Abrahams accused of putting Estina case “on ice”
With Ajay Gupta skipping the country and avoiding arrest for his involvement in the Estina dairy case, Parliament called on the National Prosecution Authority (NPA) to explain why the investigation into the farm was put on ice in December.
National Director of Public Prosecutions (NDPP) Shaun Abrahams was in Parliament on Wednesday morning to explain why arrests for those implicated in the 2013 Estina state capture saga were only signed off on February 13 2018.
Last week, acting Hawks head Lieutenant General Yolisa Matakata said the Hawks had a docket ready for their investigation into the Vrede dairy farm case in November 2017, but that her team only received the go-ahead to make arrests in February.
Addressing the Joint Portfolio Committee on Police and Portfolio Committee on Justice and Correctional Services, Abrahams disputed that a docket was ready by November.

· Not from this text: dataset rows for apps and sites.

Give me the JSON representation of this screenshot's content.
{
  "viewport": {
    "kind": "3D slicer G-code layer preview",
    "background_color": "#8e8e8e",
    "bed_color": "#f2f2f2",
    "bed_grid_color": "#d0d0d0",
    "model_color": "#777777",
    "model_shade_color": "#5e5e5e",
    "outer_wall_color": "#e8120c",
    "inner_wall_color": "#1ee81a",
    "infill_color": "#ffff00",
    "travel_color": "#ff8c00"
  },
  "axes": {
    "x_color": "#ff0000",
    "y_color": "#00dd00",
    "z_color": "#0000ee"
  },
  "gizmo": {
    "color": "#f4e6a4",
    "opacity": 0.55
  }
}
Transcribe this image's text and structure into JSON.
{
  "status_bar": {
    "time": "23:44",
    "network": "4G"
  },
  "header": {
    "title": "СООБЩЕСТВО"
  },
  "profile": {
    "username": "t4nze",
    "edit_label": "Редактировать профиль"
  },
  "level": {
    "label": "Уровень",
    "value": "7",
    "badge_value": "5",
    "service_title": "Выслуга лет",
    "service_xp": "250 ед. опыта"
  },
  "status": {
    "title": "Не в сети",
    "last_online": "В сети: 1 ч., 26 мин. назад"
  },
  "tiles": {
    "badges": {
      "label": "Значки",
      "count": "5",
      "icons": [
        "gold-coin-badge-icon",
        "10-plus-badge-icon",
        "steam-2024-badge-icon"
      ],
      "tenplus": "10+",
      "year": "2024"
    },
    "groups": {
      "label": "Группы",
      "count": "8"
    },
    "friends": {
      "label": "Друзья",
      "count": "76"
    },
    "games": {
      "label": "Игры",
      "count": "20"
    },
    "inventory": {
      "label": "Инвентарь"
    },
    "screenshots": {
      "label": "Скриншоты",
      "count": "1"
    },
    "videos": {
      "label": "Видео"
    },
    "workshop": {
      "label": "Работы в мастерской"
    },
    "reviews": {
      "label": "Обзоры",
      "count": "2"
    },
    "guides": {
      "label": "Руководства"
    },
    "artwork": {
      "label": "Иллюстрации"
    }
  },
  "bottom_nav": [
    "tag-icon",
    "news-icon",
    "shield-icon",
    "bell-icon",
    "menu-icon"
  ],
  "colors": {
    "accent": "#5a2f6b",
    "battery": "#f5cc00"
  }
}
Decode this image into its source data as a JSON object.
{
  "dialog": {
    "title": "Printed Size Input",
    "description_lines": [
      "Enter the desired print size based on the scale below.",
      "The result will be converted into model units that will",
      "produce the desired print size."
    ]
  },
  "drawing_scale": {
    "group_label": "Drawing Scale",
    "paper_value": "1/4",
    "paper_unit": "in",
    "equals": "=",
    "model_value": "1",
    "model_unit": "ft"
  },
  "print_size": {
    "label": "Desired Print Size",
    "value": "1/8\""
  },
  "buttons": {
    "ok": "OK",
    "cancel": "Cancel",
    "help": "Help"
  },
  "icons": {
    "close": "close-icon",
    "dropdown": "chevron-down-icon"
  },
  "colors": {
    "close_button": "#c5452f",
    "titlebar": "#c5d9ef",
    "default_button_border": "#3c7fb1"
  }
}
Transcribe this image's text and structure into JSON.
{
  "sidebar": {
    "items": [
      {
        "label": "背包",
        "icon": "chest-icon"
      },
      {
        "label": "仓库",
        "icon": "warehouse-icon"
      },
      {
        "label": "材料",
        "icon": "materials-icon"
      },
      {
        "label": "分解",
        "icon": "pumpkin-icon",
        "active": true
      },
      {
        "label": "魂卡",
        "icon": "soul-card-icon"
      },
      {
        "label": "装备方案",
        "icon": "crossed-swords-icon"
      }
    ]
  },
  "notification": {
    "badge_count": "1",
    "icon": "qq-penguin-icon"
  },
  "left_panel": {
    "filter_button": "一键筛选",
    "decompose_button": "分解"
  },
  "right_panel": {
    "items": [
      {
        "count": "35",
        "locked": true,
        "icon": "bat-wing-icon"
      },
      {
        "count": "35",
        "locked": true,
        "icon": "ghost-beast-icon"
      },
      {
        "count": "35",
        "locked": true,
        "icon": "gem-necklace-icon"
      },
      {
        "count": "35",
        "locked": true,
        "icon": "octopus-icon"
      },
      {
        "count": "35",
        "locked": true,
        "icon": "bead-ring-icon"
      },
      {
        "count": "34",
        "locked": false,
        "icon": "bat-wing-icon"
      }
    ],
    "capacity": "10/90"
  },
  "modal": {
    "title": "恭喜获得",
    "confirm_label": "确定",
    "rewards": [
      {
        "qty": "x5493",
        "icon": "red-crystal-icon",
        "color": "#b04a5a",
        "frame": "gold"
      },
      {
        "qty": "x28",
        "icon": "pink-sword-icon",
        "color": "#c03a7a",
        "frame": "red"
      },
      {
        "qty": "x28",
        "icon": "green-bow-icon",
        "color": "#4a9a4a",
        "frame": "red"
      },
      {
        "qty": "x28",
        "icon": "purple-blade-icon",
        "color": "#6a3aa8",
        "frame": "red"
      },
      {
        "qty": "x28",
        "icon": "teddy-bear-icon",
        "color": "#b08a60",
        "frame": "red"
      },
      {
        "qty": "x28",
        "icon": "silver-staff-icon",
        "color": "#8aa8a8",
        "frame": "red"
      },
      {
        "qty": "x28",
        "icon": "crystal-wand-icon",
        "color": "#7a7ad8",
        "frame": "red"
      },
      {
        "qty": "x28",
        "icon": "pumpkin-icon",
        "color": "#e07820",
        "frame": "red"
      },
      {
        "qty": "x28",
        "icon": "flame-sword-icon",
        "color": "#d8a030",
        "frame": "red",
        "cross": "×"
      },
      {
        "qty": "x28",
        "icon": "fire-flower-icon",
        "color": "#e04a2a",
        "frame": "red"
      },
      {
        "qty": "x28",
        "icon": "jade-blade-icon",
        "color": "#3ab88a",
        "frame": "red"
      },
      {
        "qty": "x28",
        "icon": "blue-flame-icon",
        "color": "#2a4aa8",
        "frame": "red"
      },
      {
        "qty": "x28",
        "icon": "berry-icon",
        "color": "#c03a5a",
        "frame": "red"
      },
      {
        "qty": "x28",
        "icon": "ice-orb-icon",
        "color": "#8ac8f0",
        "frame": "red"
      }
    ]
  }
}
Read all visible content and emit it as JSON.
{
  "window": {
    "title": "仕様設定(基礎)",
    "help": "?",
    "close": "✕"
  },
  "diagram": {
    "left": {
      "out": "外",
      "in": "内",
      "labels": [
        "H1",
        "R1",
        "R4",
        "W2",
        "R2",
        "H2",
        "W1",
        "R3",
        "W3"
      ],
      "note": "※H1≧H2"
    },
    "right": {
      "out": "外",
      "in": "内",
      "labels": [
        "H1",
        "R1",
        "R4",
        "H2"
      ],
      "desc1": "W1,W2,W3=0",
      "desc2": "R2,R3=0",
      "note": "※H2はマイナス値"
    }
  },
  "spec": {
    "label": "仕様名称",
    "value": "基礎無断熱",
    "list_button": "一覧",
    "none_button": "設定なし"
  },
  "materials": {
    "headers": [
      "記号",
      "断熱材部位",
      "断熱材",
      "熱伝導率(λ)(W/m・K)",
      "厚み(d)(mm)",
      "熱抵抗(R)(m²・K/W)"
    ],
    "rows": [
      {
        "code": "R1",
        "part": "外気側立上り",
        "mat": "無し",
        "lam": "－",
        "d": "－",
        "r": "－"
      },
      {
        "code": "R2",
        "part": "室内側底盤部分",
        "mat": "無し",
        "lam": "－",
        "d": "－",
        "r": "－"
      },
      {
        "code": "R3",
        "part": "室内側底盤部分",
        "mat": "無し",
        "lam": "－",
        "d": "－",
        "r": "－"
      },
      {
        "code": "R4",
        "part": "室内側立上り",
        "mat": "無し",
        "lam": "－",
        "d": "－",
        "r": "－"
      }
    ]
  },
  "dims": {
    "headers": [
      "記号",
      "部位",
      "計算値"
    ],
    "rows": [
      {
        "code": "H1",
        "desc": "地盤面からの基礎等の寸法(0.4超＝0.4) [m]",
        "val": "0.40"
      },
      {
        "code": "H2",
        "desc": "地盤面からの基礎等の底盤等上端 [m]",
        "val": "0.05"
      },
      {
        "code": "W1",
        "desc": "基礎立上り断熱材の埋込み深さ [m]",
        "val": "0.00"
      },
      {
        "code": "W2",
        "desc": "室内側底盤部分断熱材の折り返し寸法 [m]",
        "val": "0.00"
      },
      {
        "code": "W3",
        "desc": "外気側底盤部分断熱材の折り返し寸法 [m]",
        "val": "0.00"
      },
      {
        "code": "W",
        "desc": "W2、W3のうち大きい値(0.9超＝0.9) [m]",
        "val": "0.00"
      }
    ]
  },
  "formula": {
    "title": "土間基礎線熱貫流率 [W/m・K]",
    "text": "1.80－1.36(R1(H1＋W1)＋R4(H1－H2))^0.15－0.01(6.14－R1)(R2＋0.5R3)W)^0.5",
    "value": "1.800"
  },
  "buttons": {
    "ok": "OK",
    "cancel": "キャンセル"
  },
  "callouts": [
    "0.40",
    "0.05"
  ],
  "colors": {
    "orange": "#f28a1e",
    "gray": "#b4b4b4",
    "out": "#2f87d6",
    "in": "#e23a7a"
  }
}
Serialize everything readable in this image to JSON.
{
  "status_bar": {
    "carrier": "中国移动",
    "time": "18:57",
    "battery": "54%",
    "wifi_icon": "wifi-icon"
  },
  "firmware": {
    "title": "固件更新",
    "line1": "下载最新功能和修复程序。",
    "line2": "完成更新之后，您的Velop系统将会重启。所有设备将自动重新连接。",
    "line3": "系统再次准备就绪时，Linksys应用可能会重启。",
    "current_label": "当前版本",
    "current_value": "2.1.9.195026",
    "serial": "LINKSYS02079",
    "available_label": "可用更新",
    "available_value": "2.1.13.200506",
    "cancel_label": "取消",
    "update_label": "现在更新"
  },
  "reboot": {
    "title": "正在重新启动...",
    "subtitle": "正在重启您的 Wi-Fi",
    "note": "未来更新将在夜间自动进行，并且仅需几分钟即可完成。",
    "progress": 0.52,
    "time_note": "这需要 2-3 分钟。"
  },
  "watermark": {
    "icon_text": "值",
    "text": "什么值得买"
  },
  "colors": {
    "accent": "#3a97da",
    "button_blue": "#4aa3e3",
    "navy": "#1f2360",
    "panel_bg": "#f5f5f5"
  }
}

He said that the case had not been fully investigated because a prima facie case, that was accepted by both the NPA and the Directorate for Priority Crime Investigation (DPCI), could not be established on available evidence.
According to Abrahams, the NPA waited for a strong case and manpower before going forward with an arrest.
However, Abrahams admitted that his team did break for the festive season on December 7.
Members of parliament have accused Abrahams for bungling the investigation into the Estina case, saying that it was obvious that the Guptas, former president Jacob Zuma and his son were “special cases” and “flight risks”.
Democratic Alliance MP Glynnis Breytenbach said “The Guptas, and at least Duduzane Zuma, are widely known to have assets abroad — considerable assets abroad — homes, access to private aircraft.” [and] on their own admission, have more than one passport.”
She added that it would have made sense to restrict their movement and their ability to leave the country because of their assets overseas.
When Abrahams was given the right to respond to the MPs, he spoke about the extradition of foreign nationals and the structure of the NPA.
Abrahams informed Parliament that investigations into the Estina project are still ongoing, suggesting that there may be further arrests, if the NPA can gather solid prima facie evidence.
He said that he wanted the matter with the Estina case to be investigated as speedily as possible before the case of the eight suspects is heard on August 17 2018.
However, he went onto say that the NPA could not apply for extradition on foreign nationals, referring to members of the Gupta family who do not have South African passports, because it would then prevent the NPA from charging the individuals with other state capture crimes that they are involved with.
Abrahams told the joint committee that the Estina dairy farm was “just one of the eight legs of state capture investigations with another seven legs still being investigated”.
The NPA has been under fire over the length of its investigation into Estina, a farm in the agricultural town of Vrede in the Free State, which ended up funding a Gupta wedding in Sun City in 2013.
#GuptaLeaks in 2017 revealed how the Free State’s department of agriculture, headed then by Mosebenzi Zwane, gave the Gupta-linked company Estina a 99-year lease on the dairy farm with R220-million for an empowerment project which should have given black farmers a 51% share.
Eight suspects who are implicated in the dairy project were arrested on February 14 and appeared in the Bloemfontein Magistrate’s court. Peter Thabethe, Dr Tikisi Masiteng and Sylvia Dlamini were each granted bail of R10 000, while Gupta-linked suspects Varun Gupta, Ronica Ragavan, Nazeem Howa and Ashu Chawla were each granted R200 000 bail.
A week later, Estina director Kamal Vasram was later released on bail of R100 000.
Former minister Mosebenzi Zwane has yet to be charged for his role in the case. Ajay Gupta remains a fugitive.